# Exercise goal
Make an exact copy of the entries below, with all images left out.

START Dataset extract

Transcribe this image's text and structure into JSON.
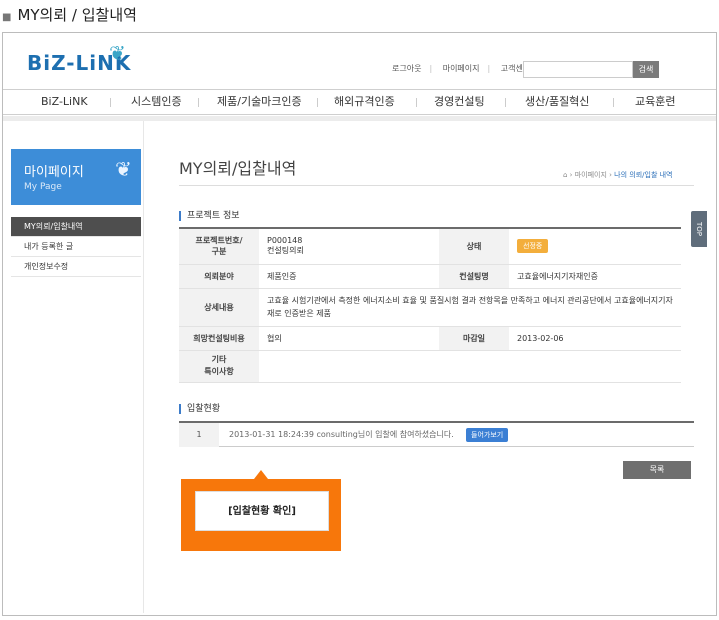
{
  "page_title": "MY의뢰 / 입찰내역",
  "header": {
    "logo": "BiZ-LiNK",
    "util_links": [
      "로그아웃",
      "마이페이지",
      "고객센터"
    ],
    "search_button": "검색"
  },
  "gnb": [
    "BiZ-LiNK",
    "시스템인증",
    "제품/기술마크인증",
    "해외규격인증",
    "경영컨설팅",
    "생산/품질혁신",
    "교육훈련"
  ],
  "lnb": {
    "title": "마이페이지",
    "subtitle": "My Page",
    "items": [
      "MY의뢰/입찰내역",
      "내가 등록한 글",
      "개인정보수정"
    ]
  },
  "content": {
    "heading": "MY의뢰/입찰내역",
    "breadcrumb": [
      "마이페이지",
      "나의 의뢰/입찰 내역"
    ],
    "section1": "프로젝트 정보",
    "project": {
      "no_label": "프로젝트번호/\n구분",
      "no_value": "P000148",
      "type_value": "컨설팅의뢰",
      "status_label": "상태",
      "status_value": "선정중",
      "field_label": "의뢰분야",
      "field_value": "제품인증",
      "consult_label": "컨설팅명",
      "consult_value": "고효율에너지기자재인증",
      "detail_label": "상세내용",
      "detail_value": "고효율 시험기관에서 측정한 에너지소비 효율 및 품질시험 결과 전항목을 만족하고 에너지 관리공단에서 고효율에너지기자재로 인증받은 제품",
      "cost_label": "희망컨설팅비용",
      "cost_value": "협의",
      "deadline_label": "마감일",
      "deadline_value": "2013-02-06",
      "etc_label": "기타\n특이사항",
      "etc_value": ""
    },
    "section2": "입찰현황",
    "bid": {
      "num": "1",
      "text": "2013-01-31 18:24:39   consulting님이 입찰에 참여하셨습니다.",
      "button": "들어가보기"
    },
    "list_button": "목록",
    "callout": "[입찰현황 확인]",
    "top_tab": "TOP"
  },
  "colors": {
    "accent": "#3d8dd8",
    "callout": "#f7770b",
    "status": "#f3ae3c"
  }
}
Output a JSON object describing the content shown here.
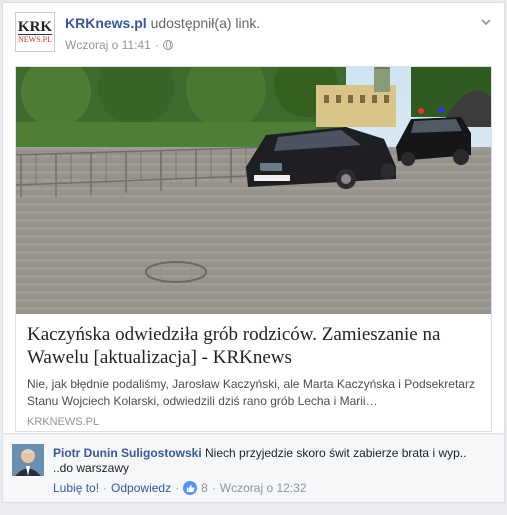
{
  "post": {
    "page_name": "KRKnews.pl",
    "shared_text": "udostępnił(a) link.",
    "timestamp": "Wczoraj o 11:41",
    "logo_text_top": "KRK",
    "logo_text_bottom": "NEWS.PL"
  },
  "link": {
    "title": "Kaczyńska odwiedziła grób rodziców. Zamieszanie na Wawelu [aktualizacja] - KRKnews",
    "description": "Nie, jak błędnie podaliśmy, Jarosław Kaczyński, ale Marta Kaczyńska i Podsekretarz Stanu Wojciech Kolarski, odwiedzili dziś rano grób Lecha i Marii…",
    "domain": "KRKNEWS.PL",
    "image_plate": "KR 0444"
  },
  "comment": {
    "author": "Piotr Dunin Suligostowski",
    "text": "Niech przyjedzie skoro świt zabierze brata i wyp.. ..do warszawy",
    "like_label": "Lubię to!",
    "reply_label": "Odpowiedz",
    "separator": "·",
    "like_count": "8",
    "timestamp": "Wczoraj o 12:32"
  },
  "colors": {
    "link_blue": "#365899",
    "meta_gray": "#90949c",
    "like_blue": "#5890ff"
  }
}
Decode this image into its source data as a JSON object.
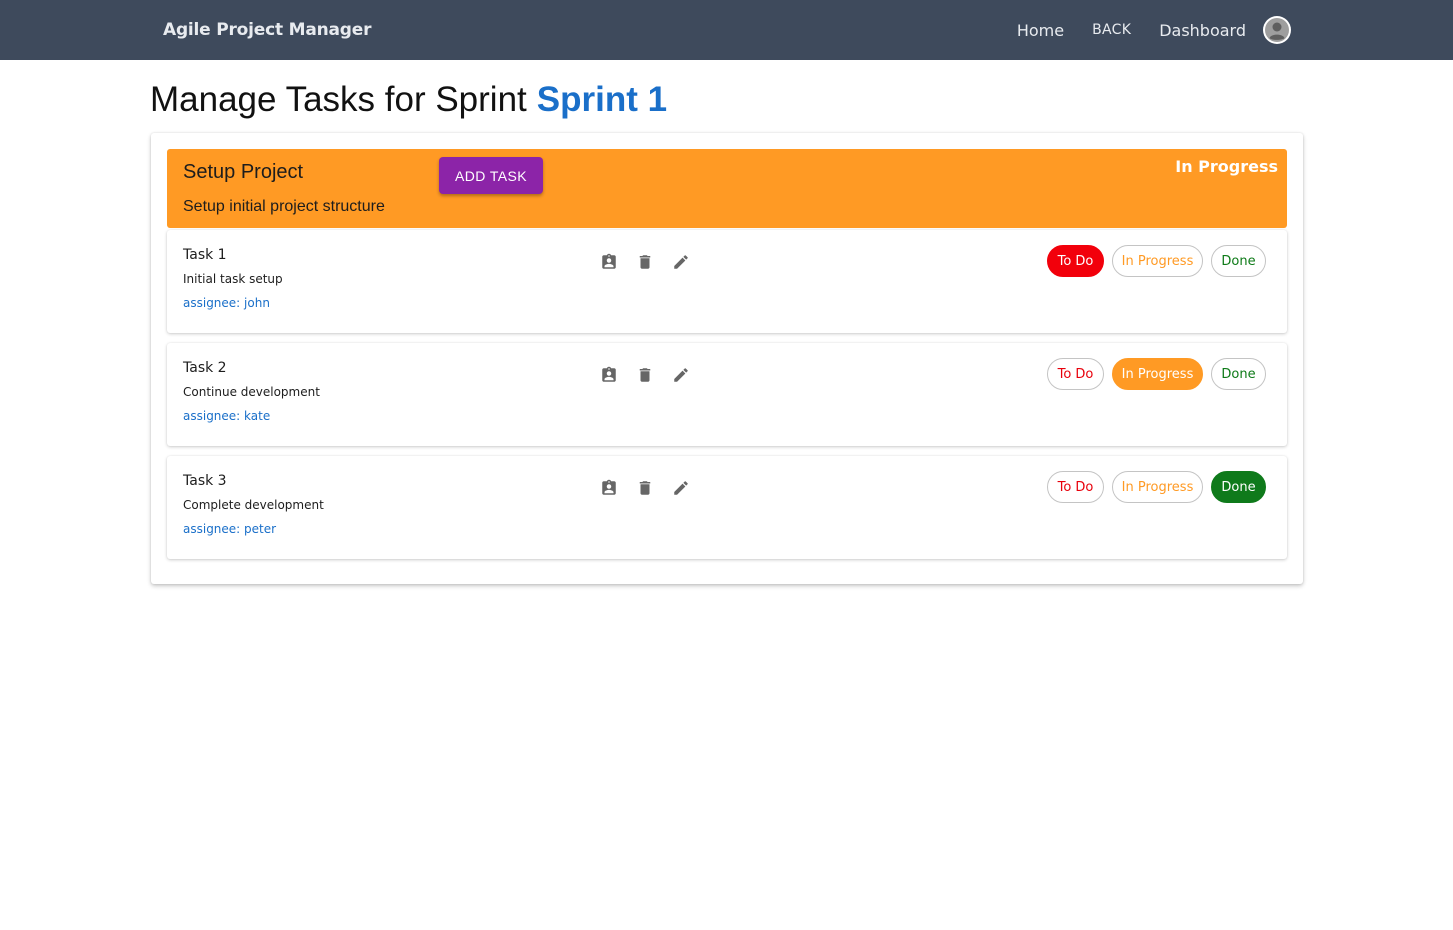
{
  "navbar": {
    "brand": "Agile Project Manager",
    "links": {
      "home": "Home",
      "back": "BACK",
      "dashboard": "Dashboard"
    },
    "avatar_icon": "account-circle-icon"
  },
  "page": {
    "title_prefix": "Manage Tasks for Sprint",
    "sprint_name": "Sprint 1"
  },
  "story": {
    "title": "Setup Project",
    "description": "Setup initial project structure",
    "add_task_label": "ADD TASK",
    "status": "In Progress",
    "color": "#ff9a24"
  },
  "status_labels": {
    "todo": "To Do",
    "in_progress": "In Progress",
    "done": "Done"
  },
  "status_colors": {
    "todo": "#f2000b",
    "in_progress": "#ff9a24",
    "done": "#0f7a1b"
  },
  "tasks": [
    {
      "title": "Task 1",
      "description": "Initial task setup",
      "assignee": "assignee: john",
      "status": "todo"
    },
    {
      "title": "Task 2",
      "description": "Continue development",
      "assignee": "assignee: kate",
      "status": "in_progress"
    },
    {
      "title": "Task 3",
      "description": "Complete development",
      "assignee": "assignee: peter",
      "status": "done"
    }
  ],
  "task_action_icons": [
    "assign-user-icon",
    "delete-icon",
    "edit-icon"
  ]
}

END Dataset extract

# Output for this exercise
Transcribe this image's text and structure into JSON.
{
  "page_title": "MY의뢰 / 입찰내역",
  "header": {
    "logo": "BiZ-LiNK",
    "util_links": [
      "로그아웃",
      "마이페이지",
      "고객센터"
    ],
    "search_button": "검색"
  },
  "gnb": [
    "BiZ-LiNK",
    "시스템인증",
    "제품/기술마크인증",
    "해외규격인증",
    "경영컨설팅",
    "생산/품질혁신",
    "교육훈련"
  ],
  "lnb": {
    "title": "마이페이지",
    "subtitle": "My Page",
    "items": [
      "MY의뢰/입찰내역",
      "내가 등록한 글",
      "개인정보수정"
    ]
  },
  "content": {
    "heading": "MY의뢰/입찰내역",
    "breadcrumb": [
      "마이페이지",
      "나의 의뢰/입찰 내역"
    ],
    "section1": "프로젝트 정보",
    "project": {
      "no_label": "프로젝트번호/\n구분",
      "no_value": "P000148",
      "type_value": "컨설팅의뢰",
      "status_label": "상태",
      "status_value": "선정중",
      "field_label": "의뢰분야",
      "field_value": "제품인증",
      "consult_label": "컨설팅명",
      "consult_value": "고효율에너지기자재인증",
      "detail_label": "상세내용",
      "detail_value": "고효율 시험기관에서 측정한 에너지소비 효율 및 품질시험 결과 전항목을 만족하고 에너지 관리공단에서 고효율에너지기자재로 인증받은 제품",
      "cost_label": "희망컨설팅비용",
      "cost_value": "협의",
      "deadline_label": "마감일",
      "deadline_value": "2013-02-06",
      "etc_label": "기타\n특이사항",
      "etc_value": ""
    },
    "section2": "입찰현황",
    "bid": {
      "num": "1",
      "text": "2013-01-31 18:24:39   consulting님이 입찰에 참여하셨습니다.",
      "button": "들어가보기"
    },
    "list_button": "목록",
    "callout": "[입찰현황 확인]",
    "top_tab": "TOP"
  },
  "colors": {
    "accent": "#3d8dd8",
    "callout": "#f7770b",
    "status": "#f3ae3c"
  }
}
Output a JSON object describing the content shown here.
{
  "post": {
    "page_name": "KRKnews.pl",
    "shared_text": "udostępnił(a) link.",
    "timestamp": "Wczoraj o 11:41",
    "logo_text_top": "KRK",
    "logo_text_bottom": "NEWS.PL"
  },
  "link": {
    "title": "Kaczyńska odwiedziła grób rodziców. Zamieszanie na Wawelu [aktualizacja] - KRKnews",
    "description": "Nie, jak błędnie podaliśmy, Jarosław Kaczyński, ale Marta Kaczyńska i Podsekretarz Stanu Wojciech Kolarski, odwiedzili dziś rano grób Lecha i Marii…",
    "domain": "KRKNEWS.PL",
    "image_plate": "KR 0444"
  },
  "comment": {
    "author": "Piotr Dunin Suligostowski",
    "text": "Niech przyjedzie skoro świt zabierze brata i wyp.. ..do warszawy",
    "like_label": "Lubię to!",
    "reply_label": "Odpowiedz",
    "separator": "·",
    "like_count": "8",
    "timestamp": "Wczoraj o 12:32"
  },
  "colors": {
    "link_blue": "#365899",
    "meta_gray": "#90949c",
    "like_blue": "#5890ff"
  }
}
Decode this image into its source data as a JSON object.
{
  "navbar": {
    "brand": "Agile Project Manager",
    "links": {
      "home": "Home",
      "back": "BACK",
      "dashboard": "Dashboard"
    },
    "avatar_icon": "account-circle-icon"
  },
  "page": {
    "title_prefix": "Manage Tasks for Sprint",
    "sprint_name": "Sprint 1"
  },
  "story": {
    "title": "Setup Project",
    "description": "Setup initial project structure",
    "add_task_label": "ADD TASK",
    "status": "In Progress",
    "color": "#ff9a24"
  },
  "status_labels": {
    "todo": "To Do",
    "in_progress": "In Progress",
    "done": "Done"
  },
  "status_colors": {
    "todo": "#f2000b",
    "in_progress": "#ff9a24",
    "done": "#0f7a1b"
  },
  "tasks": [
    {
      "title": "Task 1",
      "description": "Initial task setup",
      "assignee": "assignee: john",
      "status": "todo"
    },
    {
      "title": "Task 2",
      "description": "Continue development",
      "assignee": "assignee: kate",
      "status": "in_progress"
    },
    {
      "title": "Task 3",
      "description": "Complete development",
      "assignee": "assignee: peter",
      "status": "done"
    }
  ],
  "task_action_icons": [
    "assign-user-icon",
    "delete-icon",
    "edit-icon"
  ]
}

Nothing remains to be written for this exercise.